Rental Application social security numberFinding a house or an apartment to rent is a stressful process, especially if you live in an overcrowded area. In big cities like New York City or San Francisco, open houses can wind up feeling more like you’re on a cutthroat competition game show than simply going to look at an apartment. Most landlords and rental companies provide rental applications that ask for a gamut of information about you, including your name, contact information, previous rental history and social security number. Although it is tempting to do what you can to secure that dream home before anyone else can take your spot, it’s important to keep your head about you. Giving out your personal information to just anyone can make you that much more of a target for identity theft. It’s important to be cautious, especially when it comes to your social security number. Before you volunteer your social, here are a couple of things you should think about: Are you required to put your social on a rental application? What are the consequences if you don’t?

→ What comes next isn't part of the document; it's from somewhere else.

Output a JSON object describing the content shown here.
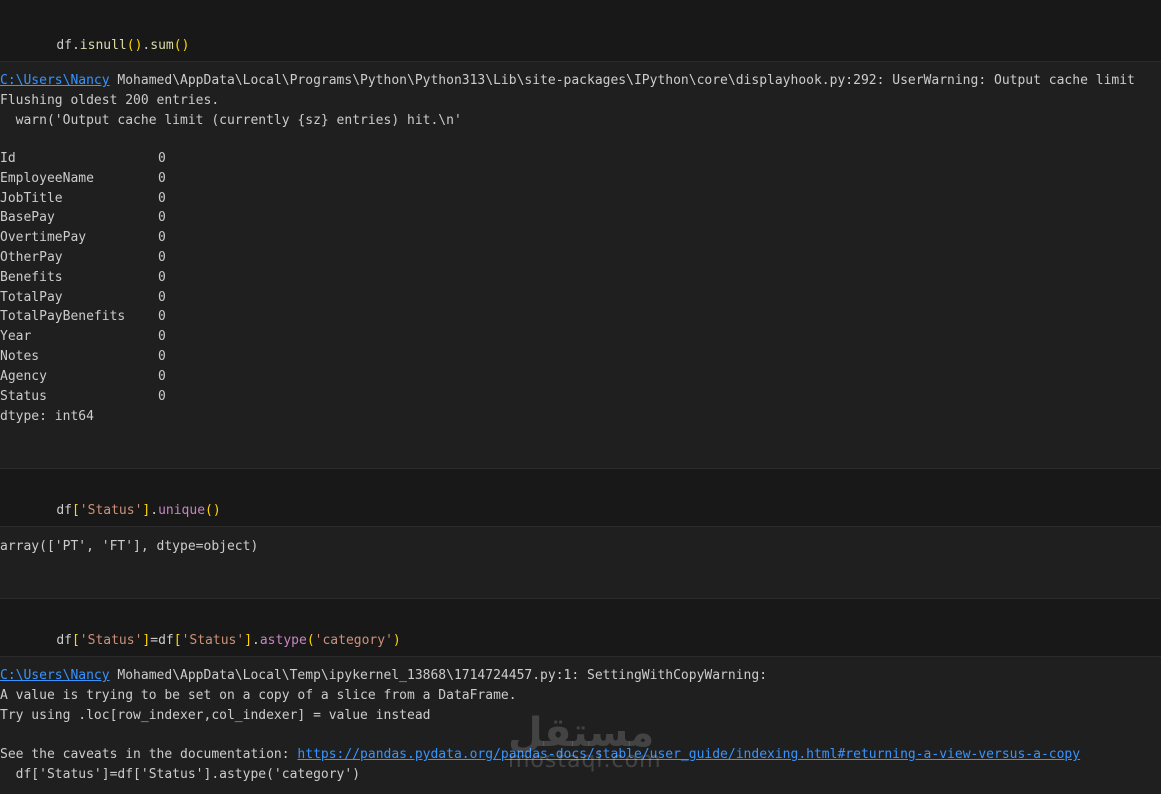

Do I have to put my social security number on a rental application?

The short answer: No. However, there is no law that forbids landlords from asking for a prospective tenant’s social security number on a rental application. In fact, some landlords may even require it and refuse to consider your application until you provide your social security number. The reason is so they can run a credit check of a potential renter, which is a common, legal practice. Fortunately, you do have several options other than writing your social security number down on the initial form.

1. Leave the space blank — but let the landlord know why. Potentially dozens of people might end up applying for the same rental unit, which means there is a strong chance your application might not even be considered. If you wrote your social security number down, this means it might end up in the trash for anyone to find. That’s why if you fill out an application that asks for your social security number, it’s best to leave that part blank as long as you let the landlord know why — and assure them if you are seriously considered for the apartment, you will provide the necessary information to run the credit check.

2. Obtain your own credit reports. This might not work in every case, but some landlords may accept a copy of your credit reports which you obtained yourself. By law, you are entitled to a free copy of your reports from each of the three credit bureaus (TransUnion, Equifax and Experian) once per year through AnnualCreditReport.com. If you haven’t obtained your yearly copies yet, you should get them and be sure to print at least one copy. Offer copies of these reports to prospective landlords in lieu of them running their own credit check. Some may still prefer to run your credit themselves, but it is worth a try. At the very least, viewing your credit reports will give you an idea of what will show up so you can be better prepared.

3. Request that your application be destroyed after it is reviewed. If you do end up having to provide your social security number, be sure to ask for the total destruction of the application once the review process is complete. Ask that the documents are shredded — or, if it’s an online application, the files completely wiped. Most large rental companies likely have a privacy policy, but those renting individual units might not be in the know, so it’s best to inquire about what happens to documents or files with your information.

Why it’s important to protect your social security number

Your social security number is the most precious and vulnerable part of the personal information that makes up your identity. A thief with access to your social can wreak much more devastation than someone armed with just your name or even your bank account number. Social security numbers can be used to open up utilities accounts and credit cards, take out loans and mortgages and even access medical or government benefits. A person with your social security number could even attach it to a different birth date and create a whole new identity. The worst part about social security fraud is that all too often victims don’t find out until it is too late and a whole lot of damage has been done. It can take months or even years to recover from identity theft. This is why it is so important to guard your social security number as closely as possible.

Fortunately, you can get help with protecting your identity by signing up for an identity theft protection service. These services monitor black market websites, public records and other places for your personal information, including your social security number, to ensure it’s not being illegally traded, sold or used. Many let you set up alerts that will inform you immediately if any suspicious activity has occurred. While they can’t totally prevent identity theft from happening, an identity theft protection service can help you catch criminals in their tracks and recover your identity if the worst should happen.